Mikestone8 is offline  
Old January 5th, 2018, 06:38 AM   #48
Archivist
 
Joined: Apr 2014
From: Earth
Posts: 185

Would Hannibal Hamlin have made a good President? Why was he not re-elected with Lincoln? Andrew Johnson was from Tennessee and from the South and this was thought of as a unity ticket. But why this necessary?
Zheng LaiEn is offline  
Old January 5th, 2018, 09:07 AM   #49

David Vagamundo's Avatar
Historian
 
Joined: Jan 2010
From: Atlanta, Georgia USA
Posts: 3,157

Quote:
Originally Posted by Zheng LaiEn View Post
Would Hannibal Hamlin have made a good President? Why was he not re-elected with Lincoln? Andrew Johnson was from Tennessee and from the South and this was thought of as a unity ticket. But why this necessary?
In short, it was thought necessary to persuade the border states of the Upper South (of which Tennessee was a key one) to vote Republican. Hamlin was from Maine, a Yankee in the original sense of the term.
David Vagamundo is offline  
Old January 5th, 2018, 10:11 AM   #50
Lecturer
 
Joined: Dec 2011
Posts: 265

Quote:
Originally Posted by Zheng LaiEn View Post
Would Hannibal Hamlin have made a good President? Why was he not re-elected with Lincoln? Andrew Johnson was from Tennessee and from the South and this was thought of as a unity ticket. But why this necessary?
No reason why he shouldn't have made a good President, but of course he could never be that unless Lincoln won the election, which in Summer 1864 seemed highly doubtful. He was useless to Lincoln because he was a New Englander, and if the Republicans had to worry about New England then they stood no chance anyway.

This election would be decided largely by the votes of War Democrats, to whom Johnson would have a far greater appeal. His Southern origins would also help in the Border States and among voters of Southern stock in downstate Illinois and Indiana.
Mikestone8 is offline  
Reply

  Historum > World History Forum > American History

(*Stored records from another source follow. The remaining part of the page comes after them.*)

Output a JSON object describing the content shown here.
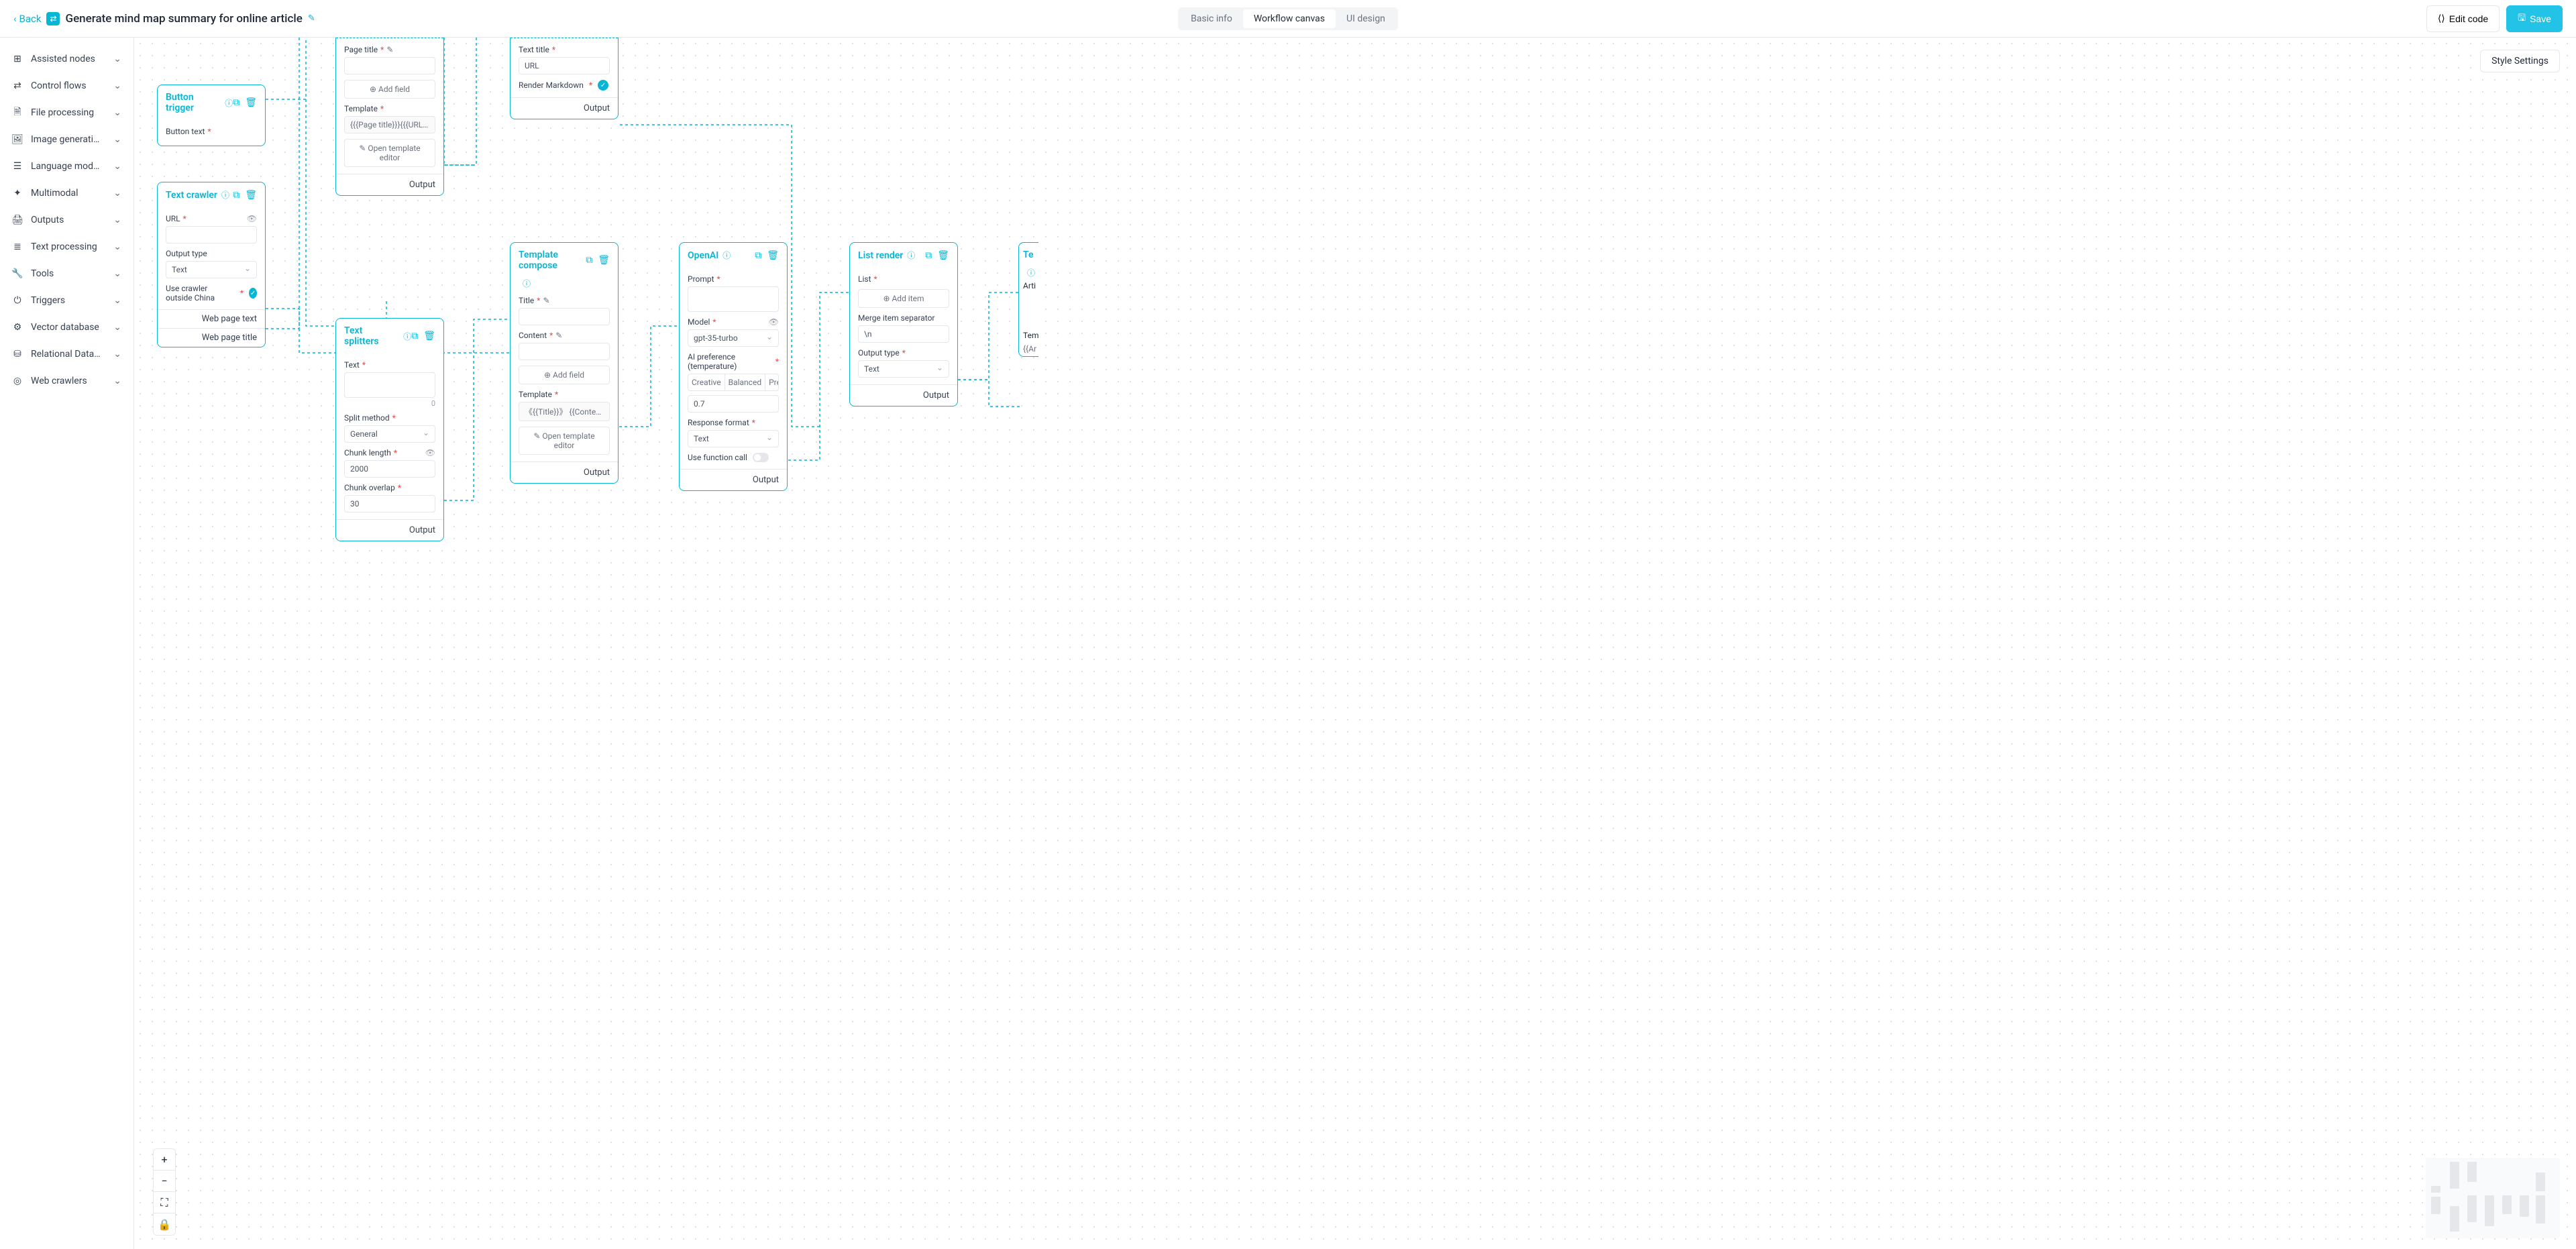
{
  "header": {
    "back": "Back",
    "title": "Generate mind map summary for online article",
    "tabs": {
      "basic": "Basic info",
      "canvas": "Workflow canvas",
      "ui": "UI design"
    },
    "edit_code": "Edit code",
    "save": "Save",
    "style_settings": "Style Settings"
  },
  "sidebar": {
    "items": [
      {
        "label": "Assisted nodes",
        "icon": "⊞"
      },
      {
        "label": "Control flows",
        "icon": "⇄"
      },
      {
        "label": "File processing",
        "icon": "🗎"
      },
      {
        "label": "Image generati…",
        "icon": "🖼"
      },
      {
        "label": "Language mod…",
        "icon": "☰"
      },
      {
        "label": "Multimodal",
        "icon": "✦"
      },
      {
        "label": "Outputs",
        "icon": "🖨"
      },
      {
        "label": "Text processing",
        "icon": "≣"
      },
      {
        "label": "Tools",
        "icon": "🔧"
      },
      {
        "label": "Triggers",
        "icon": "⏻"
      },
      {
        "label": "Vector database",
        "icon": "⚙"
      },
      {
        "label": "Relational Data…",
        "icon": "⛁"
      },
      {
        "label": "Web crawlers",
        "icon": "◎"
      }
    ]
  },
  "nodes": {
    "button_trigger": {
      "title": "Button trigger",
      "button_text_label": "Button text"
    },
    "text_crawler": {
      "title": "Text crawler",
      "url_label": "URL",
      "output_type_label": "Output type",
      "output_type_value": "Text",
      "outside_china_label": "Use crawler outside China",
      "out1": "Web page text",
      "out2": "Web page title"
    },
    "top_template": {
      "page_title_label": "Page title",
      "add_field": "Add field",
      "template_label": "Template",
      "template_value": "{{{Page title}}}{{{URL}}}",
      "open_editor": "Open template editor",
      "output": "Output"
    },
    "top_right": {
      "text_title_label": "Text title",
      "text_title_value": "URL",
      "render_md_label": "Render Markdown",
      "output": "Output"
    },
    "text_splitters": {
      "title": "Text splitters",
      "text_label": "Text",
      "counter": "0",
      "split_method_label": "Split method",
      "split_method_value": "General",
      "chunk_length_label": "Chunk length",
      "chunk_length_value": "2000",
      "chunk_overlap_label": "Chunk overlap",
      "chunk_overlap_value": "30",
      "output": "Output"
    },
    "template_compose": {
      "title": "Template compose",
      "title_field_label": "Title",
      "content_label": "Content",
      "add_field": "Add field",
      "template_label": "Template",
      "template_value": "《{{Title}}》 {{Content}} --- Please summari…",
      "open_editor": "Open template editor",
      "output": "Output"
    },
    "openai": {
      "title": "OpenAI",
      "prompt_label": "Prompt",
      "model_label": "Model",
      "model_value": "gpt-35-turbo",
      "ai_pref_label": "AI preference (temperature)",
      "seg": {
        "creative": "Creative",
        "balanced": "Balanced",
        "precise": "Precise"
      },
      "temp_value": "0.7",
      "resp_fmt_label": "Response format",
      "resp_fmt_value": "Text",
      "use_fn_label": "Use function call",
      "output": "Output"
    },
    "list_render": {
      "title": "List render",
      "list_label": "List",
      "add_item": "Add item",
      "merge_sep_label": "Merge item separator",
      "merge_sep_value": "\\n",
      "output_type_label": "Output type",
      "output_type_value": "Text",
      "output": "Output"
    },
    "cut_right": {
      "title_prefix": "Te",
      "arti": "Arti",
      "tem": "Tem",
      "ar": "{{Ar"
    }
  }
}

Tags
johnson, lincoln, regard, south



Search tags for this page
Thread Tools
Display Modes


Similar Threads
Thread Thread Starter Forum Replies Last Post
Was Lincoln trying to save the South? HistoryFreak1912 American History 7 June 28th, 2017 10:39 AM
How do Han-Chinese people regard Chengiz Khan? El Cid Asian History 130 October 15th, 2016 01:07 PM
Who do you regard as the most interesting person(s) during the French Revolution? PrinceofOrange European History 42 June 6th, 2016 04:25 PM
Different terminology used to regard different people zeus10 Ancient History 2 September 26th, 2015 02:51 PM

Copyright © 2006-2013 Historum. All rights reserved.